**EXERCISE DIRECTIONS**
Your task is to repeat the entries exactly. Leave the pictures out.

[Element data from apps and pages]
----------

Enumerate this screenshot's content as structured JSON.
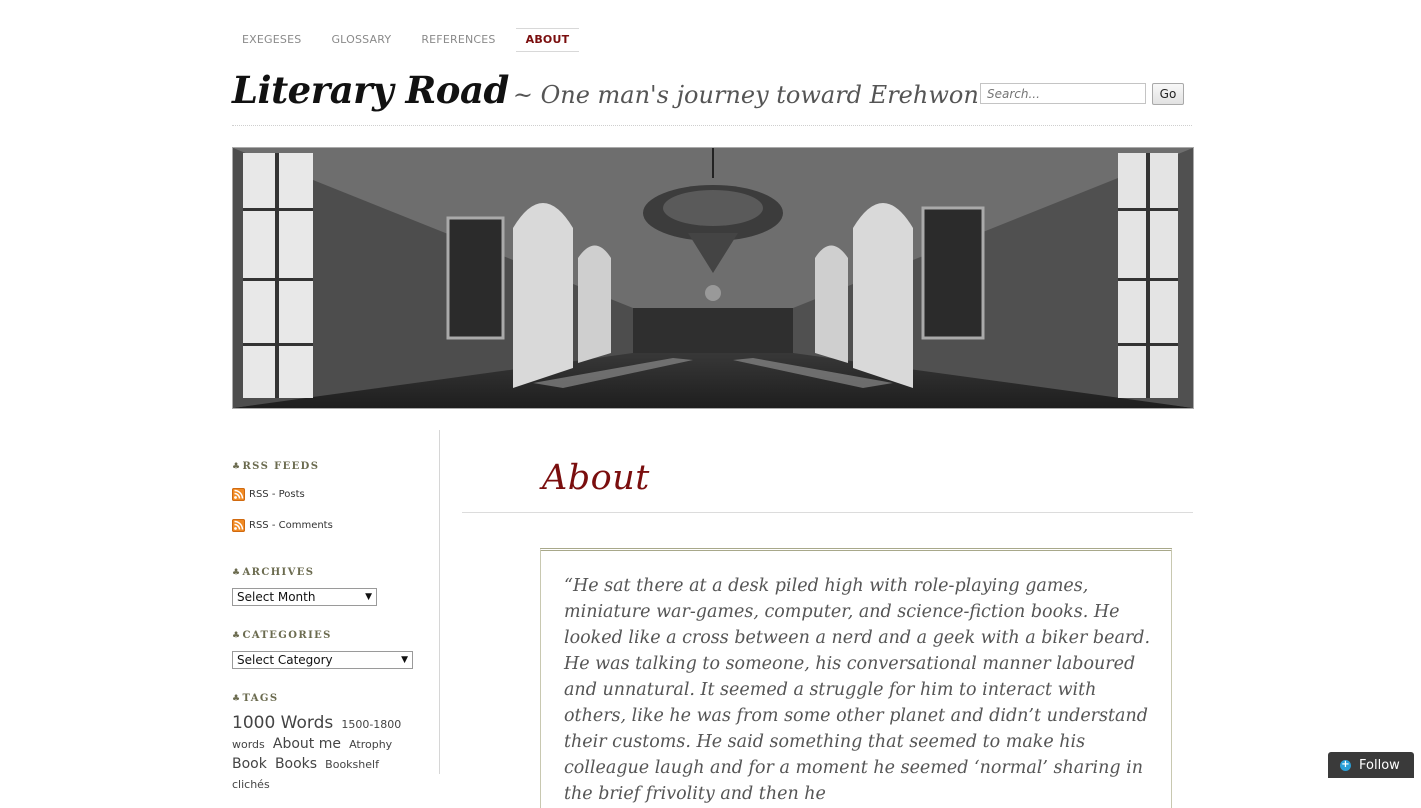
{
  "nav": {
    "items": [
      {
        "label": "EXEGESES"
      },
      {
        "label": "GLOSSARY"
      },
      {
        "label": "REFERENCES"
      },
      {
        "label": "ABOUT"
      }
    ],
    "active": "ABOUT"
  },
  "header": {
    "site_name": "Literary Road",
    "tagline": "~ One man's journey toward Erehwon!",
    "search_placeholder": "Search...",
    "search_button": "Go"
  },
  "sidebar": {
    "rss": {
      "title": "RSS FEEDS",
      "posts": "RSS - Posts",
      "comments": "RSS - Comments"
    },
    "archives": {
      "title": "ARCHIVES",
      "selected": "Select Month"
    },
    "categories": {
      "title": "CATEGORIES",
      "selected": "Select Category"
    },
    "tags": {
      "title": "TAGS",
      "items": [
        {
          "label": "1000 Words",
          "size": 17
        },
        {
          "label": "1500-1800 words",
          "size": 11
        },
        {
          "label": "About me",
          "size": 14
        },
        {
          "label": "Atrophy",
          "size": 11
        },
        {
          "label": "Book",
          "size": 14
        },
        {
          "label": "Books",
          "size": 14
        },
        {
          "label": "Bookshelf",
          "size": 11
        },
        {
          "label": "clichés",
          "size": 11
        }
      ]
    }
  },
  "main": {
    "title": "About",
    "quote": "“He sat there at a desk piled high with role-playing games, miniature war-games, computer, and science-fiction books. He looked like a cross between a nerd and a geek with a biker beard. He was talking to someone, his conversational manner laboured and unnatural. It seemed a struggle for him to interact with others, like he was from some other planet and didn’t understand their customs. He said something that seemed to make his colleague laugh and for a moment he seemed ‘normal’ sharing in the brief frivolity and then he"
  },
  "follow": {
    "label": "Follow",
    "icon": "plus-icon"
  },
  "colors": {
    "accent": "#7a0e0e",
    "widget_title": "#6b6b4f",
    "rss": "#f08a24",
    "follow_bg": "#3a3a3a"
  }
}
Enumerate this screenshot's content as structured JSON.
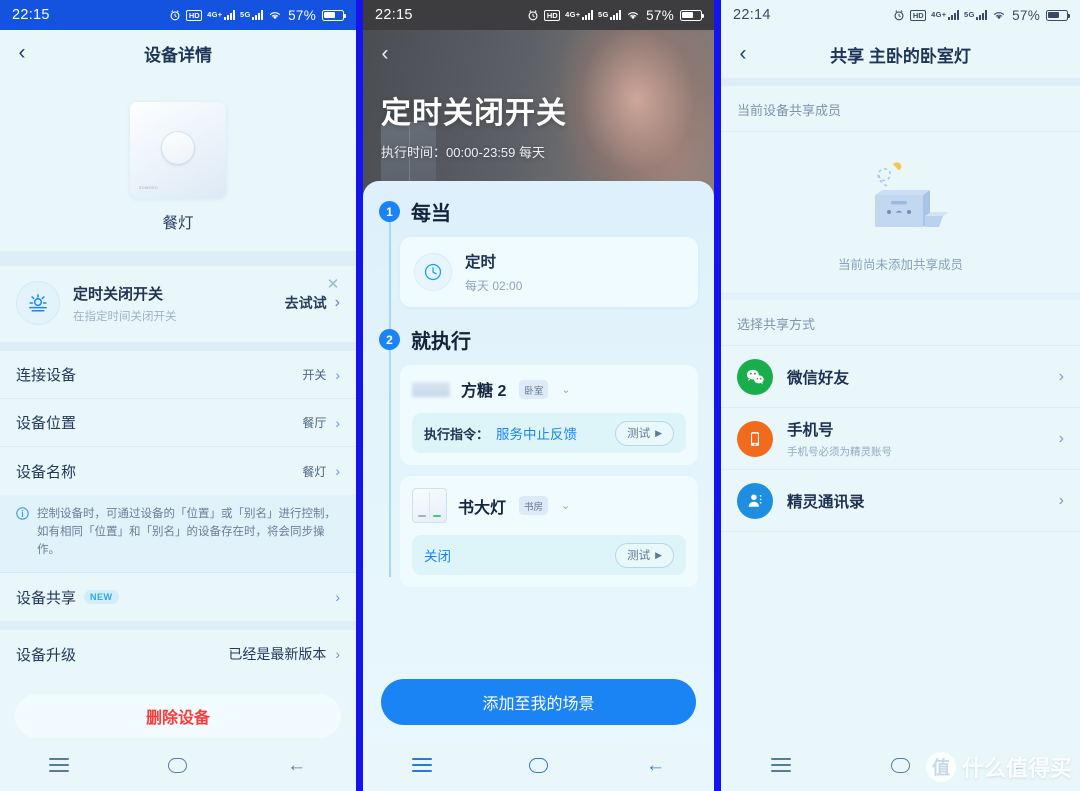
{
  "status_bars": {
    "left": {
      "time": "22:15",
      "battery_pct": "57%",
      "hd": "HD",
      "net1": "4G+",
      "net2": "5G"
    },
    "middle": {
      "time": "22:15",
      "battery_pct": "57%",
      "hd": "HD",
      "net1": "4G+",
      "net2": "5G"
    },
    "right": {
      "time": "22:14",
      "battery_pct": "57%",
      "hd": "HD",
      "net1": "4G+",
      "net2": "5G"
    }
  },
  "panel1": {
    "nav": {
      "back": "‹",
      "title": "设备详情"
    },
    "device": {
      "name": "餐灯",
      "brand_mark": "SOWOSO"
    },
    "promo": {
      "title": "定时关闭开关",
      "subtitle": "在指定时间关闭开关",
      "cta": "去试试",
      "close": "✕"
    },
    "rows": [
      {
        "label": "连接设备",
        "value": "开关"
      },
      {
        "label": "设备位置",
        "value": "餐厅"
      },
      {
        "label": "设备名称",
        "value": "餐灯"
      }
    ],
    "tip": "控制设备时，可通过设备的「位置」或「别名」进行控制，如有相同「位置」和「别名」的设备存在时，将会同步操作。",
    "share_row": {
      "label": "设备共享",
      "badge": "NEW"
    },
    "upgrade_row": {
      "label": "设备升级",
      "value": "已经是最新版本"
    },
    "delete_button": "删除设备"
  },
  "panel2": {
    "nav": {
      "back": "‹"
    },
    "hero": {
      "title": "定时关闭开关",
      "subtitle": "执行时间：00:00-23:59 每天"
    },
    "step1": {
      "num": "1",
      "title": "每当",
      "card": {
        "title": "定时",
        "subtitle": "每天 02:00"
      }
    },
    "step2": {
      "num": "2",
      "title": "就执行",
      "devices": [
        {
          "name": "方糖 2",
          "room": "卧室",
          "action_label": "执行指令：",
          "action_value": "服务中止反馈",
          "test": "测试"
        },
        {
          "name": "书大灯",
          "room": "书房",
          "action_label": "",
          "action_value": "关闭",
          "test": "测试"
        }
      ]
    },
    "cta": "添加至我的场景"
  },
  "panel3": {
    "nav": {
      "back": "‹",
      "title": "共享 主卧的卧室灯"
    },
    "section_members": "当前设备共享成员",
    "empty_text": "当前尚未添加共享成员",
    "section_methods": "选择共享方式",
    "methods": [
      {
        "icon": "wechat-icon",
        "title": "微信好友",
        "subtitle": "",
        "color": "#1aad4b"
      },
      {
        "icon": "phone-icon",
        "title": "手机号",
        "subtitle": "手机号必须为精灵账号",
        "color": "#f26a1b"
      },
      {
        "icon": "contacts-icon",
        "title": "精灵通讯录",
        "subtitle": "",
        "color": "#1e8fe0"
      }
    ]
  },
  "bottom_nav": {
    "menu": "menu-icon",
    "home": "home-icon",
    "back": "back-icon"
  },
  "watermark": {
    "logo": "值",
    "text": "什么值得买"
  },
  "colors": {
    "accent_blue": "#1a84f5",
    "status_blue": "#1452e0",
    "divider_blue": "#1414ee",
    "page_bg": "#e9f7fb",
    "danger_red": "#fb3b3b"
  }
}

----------

**TASK ANSWER**
Enumerate this screenshot's content as structured JSON.
{
  "nav": {
    "items": [
      {
        "label": "EXEGESES"
      },
      {
        "label": "GLOSSARY"
      },
      {
        "label": "REFERENCES"
      },
      {
        "label": "ABOUT"
      }
    ],
    "active": "ABOUT"
  },
  "header": {
    "site_name": "Literary Road",
    "tagline": "~ One man's journey toward Erehwon!",
    "search_placeholder": "Search...",
    "search_button": "Go"
  },
  "sidebar": {
    "rss": {
      "title": "RSS FEEDS",
      "posts": "RSS - Posts",
      "comments": "RSS - Comments"
    },
    "archives": {
      "title": "ARCHIVES",
      "selected": "Select Month"
    },
    "categories": {
      "title": "CATEGORIES",
      "selected": "Select Category"
    },
    "tags": {
      "title": "TAGS",
      "items": [
        {
          "label": "1000 Words",
          "size": 17
        },
        {
          "label": "1500-1800 words",
          "size": 11
        },
        {
          "label": "About me",
          "size": 14
        },
        {
          "label": "Atrophy",
          "size": 11
        },
        {
          "label": "Book",
          "size": 14
        },
        {
          "label": "Books",
          "size": 14
        },
        {
          "label": "Bookshelf",
          "size": 11
        },
        {
          "label": "clichés",
          "size": 11
        }
      ]
    }
  },
  "main": {
    "title": "About",
    "quote": "“He sat there at a desk piled high with role-playing games, miniature war-games, computer, and science-fiction books. He looked like a cross between a nerd and a geek with a biker beard. He was talking to someone, his conversational manner laboured and unnatural. It seemed a struggle for him to interact with others, like he was from some other planet and didn’t understand their customs. He said something that seemed to make his colleague laugh and for a moment he seemed ‘normal’ sharing in the brief frivolity and then he"
  },
  "follow": {
    "label": "Follow",
    "icon": "plus-icon"
  },
  "colors": {
    "accent": "#7a0e0e",
    "widget_title": "#6b6b4f",
    "rss": "#f08a24",
    "follow_bg": "#3a3a3a"
  }
}
Enumerate this screenshot's content as structured JSON.
{
  "status_bars": {
    "left": {
      "time": "22:15",
      "battery_pct": "57%",
      "hd": "HD",
      "net1": "4G+",
      "net2": "5G"
    },
    "middle": {
      "time": "22:15",
      "battery_pct": "57%",
      "hd": "HD",
      "net1": "4G+",
      "net2": "5G"
    },
    "right": {
      "time": "22:14",
      "battery_pct": "57%",
      "hd": "HD",
      "net1": "4G+",
      "net2": "5G"
    }
  },
  "panel1": {
    "nav": {
      "back": "‹",
      "title": "设备详情"
    },
    "device": {
      "name": "餐灯",
      "brand_mark": "SOWOSO"
    },
    "promo": {
      "title": "定时关闭开关",
      "subtitle": "在指定时间关闭开关",
      "cta": "去试试",
      "close": "✕"
    },
    "rows": [
      {
        "label": "连接设备",
        "value": "开关"
      },
      {
        "label": "设备位置",
        "value": "餐厅"
      },
      {
        "label": "设备名称",
        "value": "餐灯"
      }
    ],
    "tip": "控制设备时，可通过设备的「位置」或「别名」进行控制，如有相同「位置」和「别名」的设备存在时，将会同步操作。",
    "share_row": {
      "label": "设备共享",
      "badge": "NEW"
    },
    "upgrade_row": {
      "label": "设备升级",
      "value": "已经是最新版本"
    },
    "delete_button": "删除设备"
  },
  "panel2": {
    "nav": {
      "back": "‹"
    },
    "hero": {
      "title": "定时关闭开关",
      "subtitle": "执行时间：00:00-23:59 每天"
    },
    "step1": {
      "num": "1",
      "title": "每当",
      "card": {
        "title": "定时",
        "subtitle": "每天 02:00"
      }
    },
    "step2": {
      "num": "2",
      "title": "就执行",
      "devices": [
        {
          "name": "方糖 2",
          "room": "卧室",
          "action_label": "执行指令：",
          "action_value": "服务中止反馈",
          "test": "测试"
        },
        {
          "name": "书大灯",
          "room": "书房",
          "action_label": "",
          "action_value": "关闭",
          "test": "测试"
        }
      ]
    },
    "cta": "添加至我的场景"
  },
  "panel3": {
    "nav": {
      "back": "‹",
      "title": "共享 主卧的卧室灯"
    },
    "section_members": "当前设备共享成员",
    "empty_text": "当前尚未添加共享成员",
    "section_methods": "选择共享方式",
    "methods": [
      {
        "icon": "wechat-icon",
        "title": "微信好友",
        "subtitle": "",
        "color": "#1aad4b"
      },
      {
        "icon": "phone-icon",
        "title": "手机号",
        "subtitle": "手机号必须为精灵账号",
        "color": "#f26a1b"
      },
      {
        "icon": "contacts-icon",
        "title": "精灵通讯录",
        "subtitle": "",
        "color": "#1e8fe0"
      }
    ]
  },
  "bottom_nav": {
    "menu": "menu-icon",
    "home": "home-icon",
    "back": "back-icon"
  },
  "watermark": {
    "logo": "值",
    "text": "什么值得买"
  },
  "colors": {
    "accent_blue": "#1a84f5",
    "status_blue": "#1452e0",
    "divider_blue": "#1414ee",
    "page_bg": "#e9f7fb",
    "danger_red": "#fb3b3b"
  }
}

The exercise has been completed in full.